There is a saying that you don’t choose music, but music chooses me. This has certainly been the case in my life. My grandparents decided to bring me to piano lessons at a young age and I did not stop taking weekly lessons until after graduate school. There was never a question in my mind that I would pursue music throughout my school life and beyond. I chose to attend a high school with a strong performing arts program instead of one with a stronger academic program. This school provided a community of like-minded students and instilled a sense of professionalism in the way I purse my musical life. I played piano, percussion, and violin in different school ensembles but when it came time to think about college, I turned my focus to classical piano and never had a second thought about majoring in piano performance. In college my desire to practice and study piano grew stronger and the more I learned, the more I wanted to keep discovering classical music. There has never been a doubt in my mind that I want to play piano every day of my life and I am working on a career that makes that happen.
What kind of music do you enjoy listening to?
I love bluegrass music. I lived in Nashville for five years and found out that I love listening to string bands, mandolin, and fiddlers. There is a great joy and energy in the music and a sense of community among each ensemble. Bluegrass has a great mix of virtuosity and simplicity which draws me in. The solo lines and the accompaniment are sometimes complicated and sometimes straightforward This genre of music is almost impossible to replicate on the piano and so I experience it as a spectator. One day I may pick up the violin that I haven’t played in over a decade and try learning some fiddle tunes.
What does your practice look like? Do you ever run out of inspiration? What are some mental obstacles you face as a working musician? Are you working/learning a piece right now?

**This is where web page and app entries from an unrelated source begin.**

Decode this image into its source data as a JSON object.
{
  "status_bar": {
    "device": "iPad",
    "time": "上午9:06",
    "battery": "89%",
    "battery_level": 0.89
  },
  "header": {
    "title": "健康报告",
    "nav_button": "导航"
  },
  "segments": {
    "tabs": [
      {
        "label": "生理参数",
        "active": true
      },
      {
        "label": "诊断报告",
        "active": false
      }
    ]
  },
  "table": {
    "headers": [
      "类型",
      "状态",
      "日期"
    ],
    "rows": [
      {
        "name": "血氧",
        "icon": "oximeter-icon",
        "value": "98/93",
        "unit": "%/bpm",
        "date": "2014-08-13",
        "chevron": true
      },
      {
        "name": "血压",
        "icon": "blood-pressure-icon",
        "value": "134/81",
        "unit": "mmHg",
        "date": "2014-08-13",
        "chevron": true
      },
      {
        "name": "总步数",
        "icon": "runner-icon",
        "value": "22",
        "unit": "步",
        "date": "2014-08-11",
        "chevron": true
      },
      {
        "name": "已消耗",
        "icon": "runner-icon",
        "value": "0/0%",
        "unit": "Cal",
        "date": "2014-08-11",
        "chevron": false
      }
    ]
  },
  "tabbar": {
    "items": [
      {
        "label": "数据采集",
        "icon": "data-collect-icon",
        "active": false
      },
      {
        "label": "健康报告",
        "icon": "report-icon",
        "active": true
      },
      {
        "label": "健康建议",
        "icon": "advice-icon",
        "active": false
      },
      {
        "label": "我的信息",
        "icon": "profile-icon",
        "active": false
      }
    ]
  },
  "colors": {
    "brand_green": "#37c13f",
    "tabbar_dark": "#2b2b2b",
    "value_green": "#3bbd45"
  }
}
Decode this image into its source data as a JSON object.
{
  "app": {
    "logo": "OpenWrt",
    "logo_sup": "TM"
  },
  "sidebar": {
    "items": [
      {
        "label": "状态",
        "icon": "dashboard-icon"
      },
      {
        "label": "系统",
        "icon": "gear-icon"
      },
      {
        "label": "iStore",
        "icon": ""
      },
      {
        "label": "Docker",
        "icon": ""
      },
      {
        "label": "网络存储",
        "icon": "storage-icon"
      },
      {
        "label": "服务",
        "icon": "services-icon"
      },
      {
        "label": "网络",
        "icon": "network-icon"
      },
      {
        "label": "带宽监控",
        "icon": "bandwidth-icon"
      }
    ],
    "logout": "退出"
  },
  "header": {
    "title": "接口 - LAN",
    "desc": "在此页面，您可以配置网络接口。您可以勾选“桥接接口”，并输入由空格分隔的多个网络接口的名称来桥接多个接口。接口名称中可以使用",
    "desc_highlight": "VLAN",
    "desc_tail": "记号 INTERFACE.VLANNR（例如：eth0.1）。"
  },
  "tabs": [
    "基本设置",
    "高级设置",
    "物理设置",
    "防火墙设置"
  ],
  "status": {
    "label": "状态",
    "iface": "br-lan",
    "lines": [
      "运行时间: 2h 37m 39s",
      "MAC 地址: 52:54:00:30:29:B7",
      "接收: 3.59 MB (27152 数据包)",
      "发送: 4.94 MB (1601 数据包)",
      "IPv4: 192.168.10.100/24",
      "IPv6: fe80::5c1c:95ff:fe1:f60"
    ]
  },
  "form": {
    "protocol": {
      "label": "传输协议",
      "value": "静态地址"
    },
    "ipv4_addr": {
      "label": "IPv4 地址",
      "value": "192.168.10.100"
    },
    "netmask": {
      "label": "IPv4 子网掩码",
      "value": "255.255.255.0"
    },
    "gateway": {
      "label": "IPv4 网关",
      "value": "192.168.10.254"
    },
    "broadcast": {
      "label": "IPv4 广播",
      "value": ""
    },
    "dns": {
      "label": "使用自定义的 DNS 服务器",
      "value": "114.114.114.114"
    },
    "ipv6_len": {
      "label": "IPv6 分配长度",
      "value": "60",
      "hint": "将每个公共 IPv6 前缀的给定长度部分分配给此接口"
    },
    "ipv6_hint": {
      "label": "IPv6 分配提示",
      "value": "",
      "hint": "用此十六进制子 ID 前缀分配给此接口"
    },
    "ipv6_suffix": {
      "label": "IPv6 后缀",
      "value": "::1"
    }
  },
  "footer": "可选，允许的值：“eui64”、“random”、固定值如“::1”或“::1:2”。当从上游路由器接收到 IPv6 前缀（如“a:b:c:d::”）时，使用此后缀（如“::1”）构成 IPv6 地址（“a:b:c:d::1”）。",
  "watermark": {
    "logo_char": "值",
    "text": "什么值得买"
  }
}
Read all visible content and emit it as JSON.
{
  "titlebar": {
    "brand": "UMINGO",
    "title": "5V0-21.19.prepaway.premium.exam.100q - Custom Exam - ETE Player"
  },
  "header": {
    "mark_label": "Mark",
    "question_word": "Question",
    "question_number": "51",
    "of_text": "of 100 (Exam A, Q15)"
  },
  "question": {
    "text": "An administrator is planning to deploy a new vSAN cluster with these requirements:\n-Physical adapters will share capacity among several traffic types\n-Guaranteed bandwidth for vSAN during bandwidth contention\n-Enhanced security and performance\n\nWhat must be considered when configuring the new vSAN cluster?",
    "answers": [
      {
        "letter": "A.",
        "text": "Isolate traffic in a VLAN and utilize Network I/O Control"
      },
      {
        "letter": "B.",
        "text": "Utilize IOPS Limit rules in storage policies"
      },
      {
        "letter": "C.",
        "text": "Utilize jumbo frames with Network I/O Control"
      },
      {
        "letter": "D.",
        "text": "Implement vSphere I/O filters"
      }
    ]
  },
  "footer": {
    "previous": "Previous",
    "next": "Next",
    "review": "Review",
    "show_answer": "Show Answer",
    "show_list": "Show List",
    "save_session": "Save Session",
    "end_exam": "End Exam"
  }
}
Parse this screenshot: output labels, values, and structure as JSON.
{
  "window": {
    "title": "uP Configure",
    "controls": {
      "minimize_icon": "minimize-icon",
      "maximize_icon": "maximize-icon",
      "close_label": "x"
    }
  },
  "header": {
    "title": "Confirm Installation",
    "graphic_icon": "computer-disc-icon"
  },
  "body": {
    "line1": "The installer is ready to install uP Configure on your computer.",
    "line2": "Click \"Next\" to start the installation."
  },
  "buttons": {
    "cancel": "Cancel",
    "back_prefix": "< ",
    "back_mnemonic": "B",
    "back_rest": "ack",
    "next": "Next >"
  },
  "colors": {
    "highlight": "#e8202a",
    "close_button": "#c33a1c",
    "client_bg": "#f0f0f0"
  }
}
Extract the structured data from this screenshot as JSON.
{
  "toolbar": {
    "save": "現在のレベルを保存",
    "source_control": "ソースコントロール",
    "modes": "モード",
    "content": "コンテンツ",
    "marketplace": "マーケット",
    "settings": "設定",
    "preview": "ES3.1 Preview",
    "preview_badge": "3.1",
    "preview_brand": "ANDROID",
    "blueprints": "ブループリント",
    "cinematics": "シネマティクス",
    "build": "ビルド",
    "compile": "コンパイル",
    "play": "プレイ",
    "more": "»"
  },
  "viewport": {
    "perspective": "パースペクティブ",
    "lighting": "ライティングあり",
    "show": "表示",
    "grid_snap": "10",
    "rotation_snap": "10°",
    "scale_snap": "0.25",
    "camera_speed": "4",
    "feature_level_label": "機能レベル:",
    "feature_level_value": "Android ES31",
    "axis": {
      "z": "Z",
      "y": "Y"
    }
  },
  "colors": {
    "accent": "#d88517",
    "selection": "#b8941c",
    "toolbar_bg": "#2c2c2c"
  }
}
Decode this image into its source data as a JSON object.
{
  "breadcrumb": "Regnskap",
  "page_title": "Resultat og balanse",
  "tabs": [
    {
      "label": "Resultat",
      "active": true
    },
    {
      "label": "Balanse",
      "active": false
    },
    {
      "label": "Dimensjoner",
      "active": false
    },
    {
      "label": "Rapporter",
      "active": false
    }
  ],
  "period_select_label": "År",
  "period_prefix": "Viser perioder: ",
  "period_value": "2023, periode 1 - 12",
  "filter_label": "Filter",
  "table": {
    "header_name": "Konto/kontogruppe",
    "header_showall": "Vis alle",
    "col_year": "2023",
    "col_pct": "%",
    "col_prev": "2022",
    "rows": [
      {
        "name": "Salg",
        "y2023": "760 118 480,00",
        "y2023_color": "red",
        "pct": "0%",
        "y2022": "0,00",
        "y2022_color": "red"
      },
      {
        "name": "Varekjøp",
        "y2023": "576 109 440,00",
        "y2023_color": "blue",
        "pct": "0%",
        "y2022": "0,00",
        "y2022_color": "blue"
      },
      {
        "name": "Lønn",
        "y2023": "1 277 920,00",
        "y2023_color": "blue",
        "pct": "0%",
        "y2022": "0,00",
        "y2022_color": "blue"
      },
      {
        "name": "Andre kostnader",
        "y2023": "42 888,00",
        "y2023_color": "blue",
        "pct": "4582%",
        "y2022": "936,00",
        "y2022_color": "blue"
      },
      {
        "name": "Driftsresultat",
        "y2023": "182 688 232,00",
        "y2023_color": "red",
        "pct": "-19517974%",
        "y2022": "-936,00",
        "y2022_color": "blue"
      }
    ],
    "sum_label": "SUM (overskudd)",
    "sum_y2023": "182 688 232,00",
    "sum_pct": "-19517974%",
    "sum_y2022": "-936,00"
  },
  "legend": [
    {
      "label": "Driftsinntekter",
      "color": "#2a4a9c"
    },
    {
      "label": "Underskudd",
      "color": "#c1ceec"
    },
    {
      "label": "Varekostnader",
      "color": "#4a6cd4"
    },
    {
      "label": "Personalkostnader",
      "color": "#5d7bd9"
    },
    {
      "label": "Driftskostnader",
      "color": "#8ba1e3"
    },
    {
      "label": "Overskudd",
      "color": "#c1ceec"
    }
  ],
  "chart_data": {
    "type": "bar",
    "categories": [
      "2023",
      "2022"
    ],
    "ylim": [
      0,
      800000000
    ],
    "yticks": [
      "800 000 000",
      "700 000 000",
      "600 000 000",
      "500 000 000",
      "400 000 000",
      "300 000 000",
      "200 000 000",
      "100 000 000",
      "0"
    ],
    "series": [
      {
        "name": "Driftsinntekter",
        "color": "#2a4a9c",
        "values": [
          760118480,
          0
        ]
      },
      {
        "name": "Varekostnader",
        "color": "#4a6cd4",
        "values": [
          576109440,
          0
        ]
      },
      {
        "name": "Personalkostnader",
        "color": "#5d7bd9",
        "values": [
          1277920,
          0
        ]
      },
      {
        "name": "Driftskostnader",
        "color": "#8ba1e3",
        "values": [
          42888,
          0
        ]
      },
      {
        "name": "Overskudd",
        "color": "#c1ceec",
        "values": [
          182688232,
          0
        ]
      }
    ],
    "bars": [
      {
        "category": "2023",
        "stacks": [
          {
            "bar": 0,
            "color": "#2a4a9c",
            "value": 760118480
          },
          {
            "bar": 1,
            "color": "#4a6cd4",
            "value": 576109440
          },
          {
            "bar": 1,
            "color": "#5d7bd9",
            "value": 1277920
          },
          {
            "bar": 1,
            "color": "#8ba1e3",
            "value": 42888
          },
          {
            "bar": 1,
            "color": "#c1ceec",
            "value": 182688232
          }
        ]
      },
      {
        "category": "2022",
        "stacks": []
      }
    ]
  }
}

I try to keep a regular practice routine every morning at the very least. I have technical warm ups and I have music that I am learning for different performances. I structure my practice around specific goals so that I can keep track of my progress. When life is busy, piano practice is the thing I look forward to and the thing that can also get left aside. Lately, my schedule has been busy and I have several exciting projects and so inspiration is easy to come by. That is not always the case and there are times when I don’t feel inspired to practice. If I am able to, I allow myself to take a break. If I need learn music without that inspiration, then I must structure my time and goals so that I can work efficiently. I also have certain pieces that I can practice and play that will always feed me inspiration. A mental obstacle that I often face is the desire for perfection in what I do. Often times I can hear the music in my head exactly as I want it to sound and I must make a plan for how to make my hands create that music. I try to arrive at each performance with confidence in my playing, however there are always things that can be improved. The concept of what is a perfect performance changes and can never be fully achieved.
What is your favorite piece right now?
Chopin Nocturne in Eb Major Op. 55 No. 2
Any last words about your love and appreciation for classical music? Give me your 1 minute pitch!
Classical music contains an incredible range of styles and characters which give us entertainment, joy, and beauty. By appreciating old music we can see how emotions, struggles, and pleasures from the past still exist today. In listening to music, we connect with people across time and place, giving us the strength to move forward.
You can catch Paul’s performances on Fete Concert Series’ socials.
Please check them out and show them some love!